WORK INSTRUCTION: For each line of the data below, test for "views". Report only the number of lines that pass.

SUPPLIED ENTRIES:

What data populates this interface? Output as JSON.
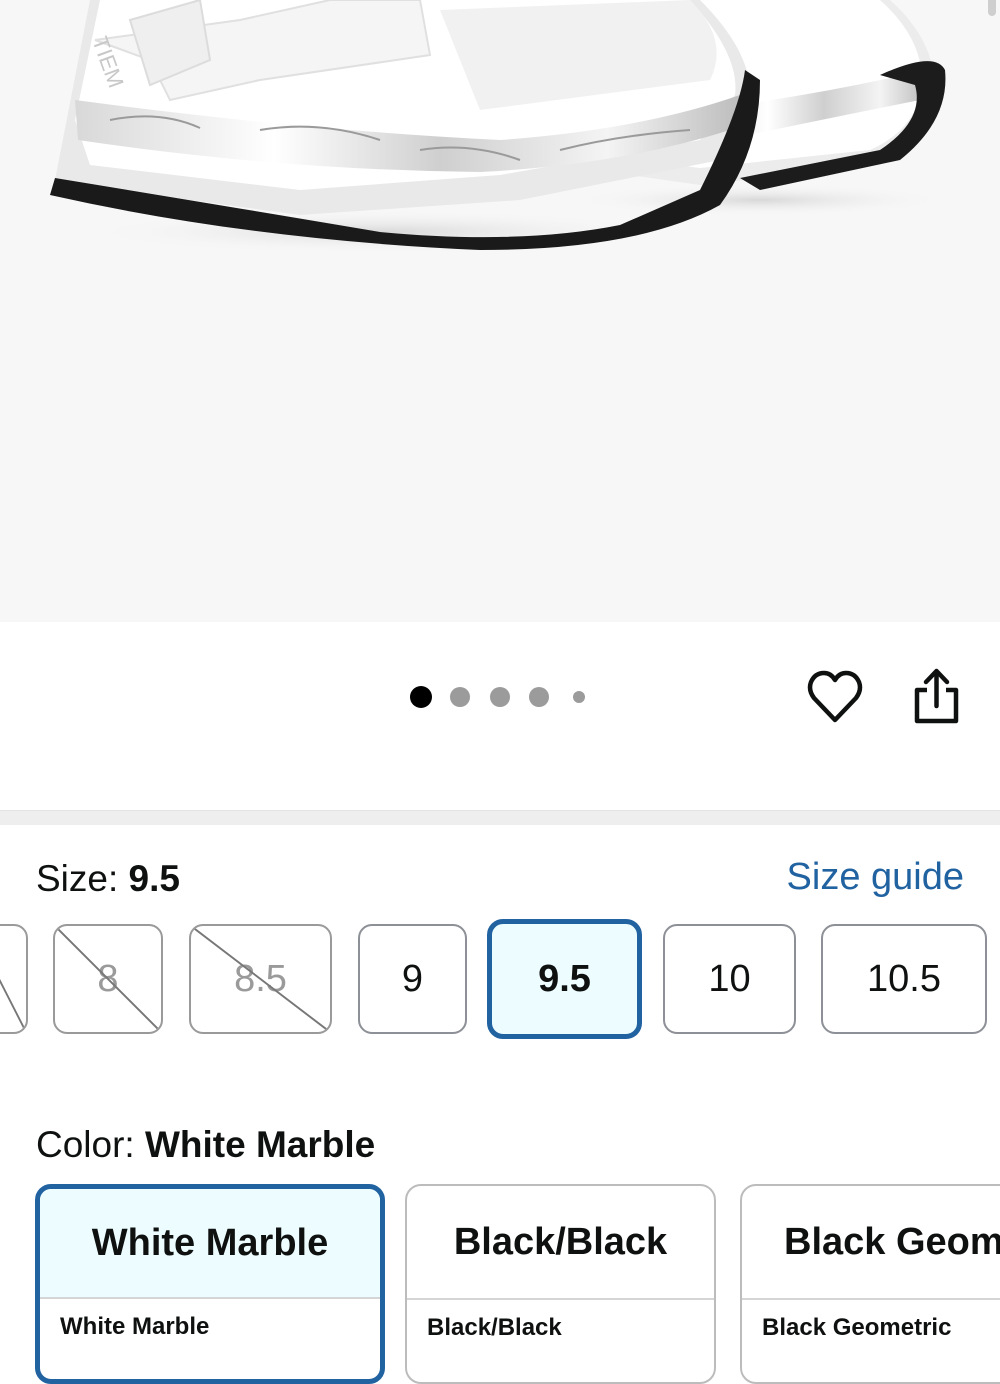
{
  "product_image": {
    "alt": "White marble cycling shoes",
    "brand_mark": "TIEM"
  },
  "carousel": {
    "total": 5,
    "active_index": 0
  },
  "actions": {
    "favorite_icon": "heart-icon",
    "share_icon": "share-icon"
  },
  "size": {
    "label": "Size:",
    "selected": "9.5",
    "guide_link": "Size guide",
    "options": [
      {
        "label": "",
        "available": false
      },
      {
        "label": "8",
        "available": false
      },
      {
        "label": "8.5",
        "available": false
      },
      {
        "label": "9",
        "available": true
      },
      {
        "label": "9.5",
        "available": true
      },
      {
        "label": "10",
        "available": true
      },
      {
        "label": "10.5",
        "available": true
      }
    ]
  },
  "color": {
    "label": "Color:",
    "selected": "White Marble",
    "options": [
      {
        "title": "White Marble",
        "subtitle": "White Marble"
      },
      {
        "title": "Black/Black",
        "subtitle": "Black/Black"
      },
      {
        "title": "Black Geom",
        "subtitle": "Black Geometric"
      }
    ]
  },
  "colors": {
    "accent": "#2162a1",
    "selected_bg": "#edfdff",
    "link": "#2162a1"
  }
}
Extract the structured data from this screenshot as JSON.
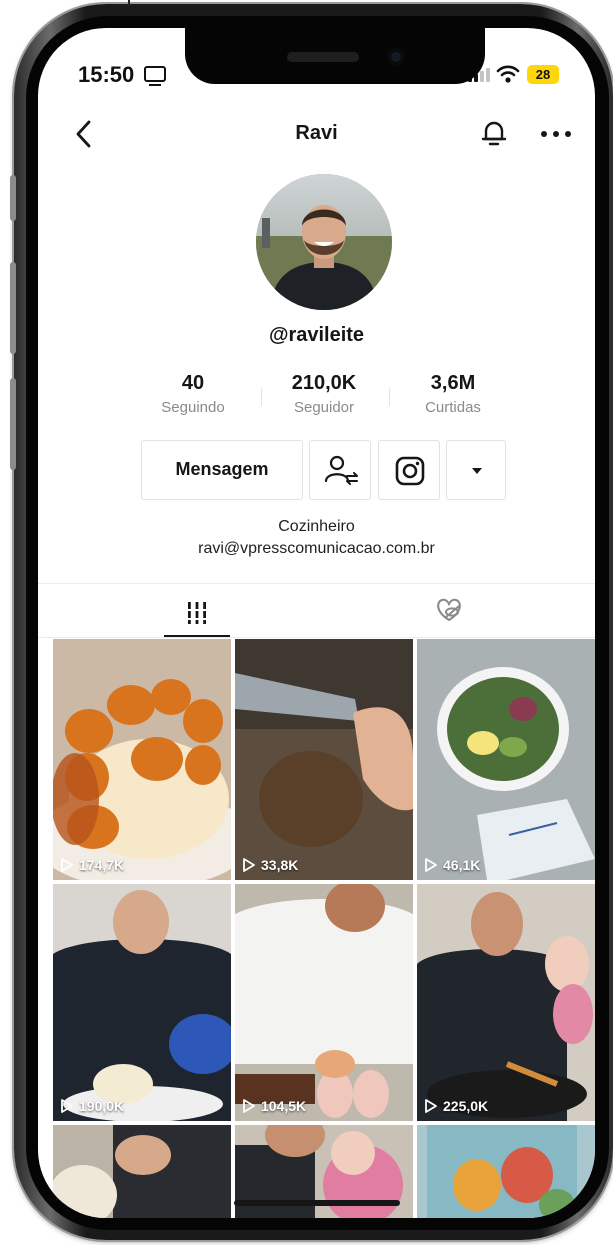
{
  "status_bar": {
    "time": "15:50",
    "battery": "28"
  },
  "header": {
    "title": "Ravi",
    "icons": [
      "back-icon",
      "bell-icon",
      "more-options-icon"
    ]
  },
  "profile": {
    "username": "@ravileite",
    "stats": [
      {
        "value": "40",
        "label": "Seguindo"
      },
      {
        "value": "210,0K",
        "label": "Seguidor"
      },
      {
        "value": "3,6M",
        "label": "Curtidas"
      }
    ],
    "buttons": {
      "message": "Mensagem"
    },
    "bio_line1": "Cozinheiro",
    "bio_line2": "ravi@vpresscomunicacao.com.br"
  },
  "tabs": [
    {
      "icon": "grid-icon",
      "active": true
    },
    {
      "icon": "liked-heart-hidden-icon",
      "active": false
    }
  ],
  "videos": [
    {
      "views": "174,7K"
    },
    {
      "views": "33,8K"
    },
    {
      "views": "46,1K"
    },
    {
      "views": "190,0K"
    },
    {
      "views": "104,5K"
    },
    {
      "views": "225,0K"
    },
    {
      "views": ""
    },
    {
      "views": ""
    },
    {
      "views": ""
    }
  ],
  "colors": {
    "battery": "#ffd60a",
    "text": "#161616",
    "muted": "#8a8a8a"
  }
}
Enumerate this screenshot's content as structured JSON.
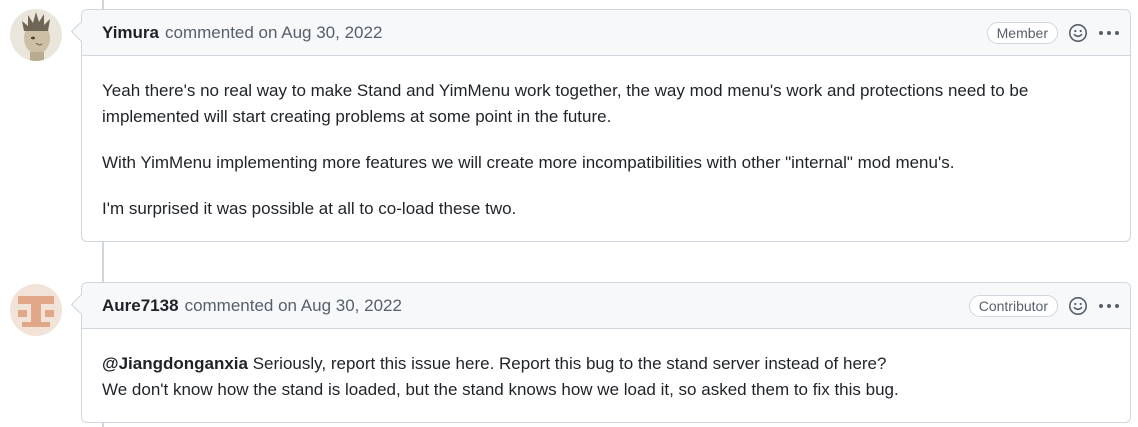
{
  "comments": [
    {
      "author": "Yimura",
      "action": "commented on Aug 30, 2022",
      "role_badge": "Member",
      "paragraphs": [
        "Yeah there's no real way to make Stand and YimMenu work together, the way mod menu's work and protections need to be implemented will start creating problems at some point in the future.",
        "With YimMenu implementing more features we will create more incompatibilities with other \"internal\" mod menu's.",
        "I'm surprised it was possible at all to co-load these two."
      ]
    },
    {
      "author": "Aure7138",
      "action": "commented on Aug 30, 2022",
      "role_badge": "Contributor",
      "mention": "@Jiangdonganxia",
      "line1_rest": " Seriously, report this issue here. Report this bug to the stand server instead of here?",
      "line2": "We don't know how the stand is loaded, but the stand knows how we load it, so asked them to fix this bug."
    }
  ],
  "icons": {
    "reaction": "smiley-icon",
    "menu": "kebab-horizontal-icon"
  },
  "colors": {
    "border": "#d0d7de",
    "header_bg": "#f6f8fa",
    "muted_text": "#57606a",
    "primary_text": "#1f2328"
  }
}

THE ANSWER: 9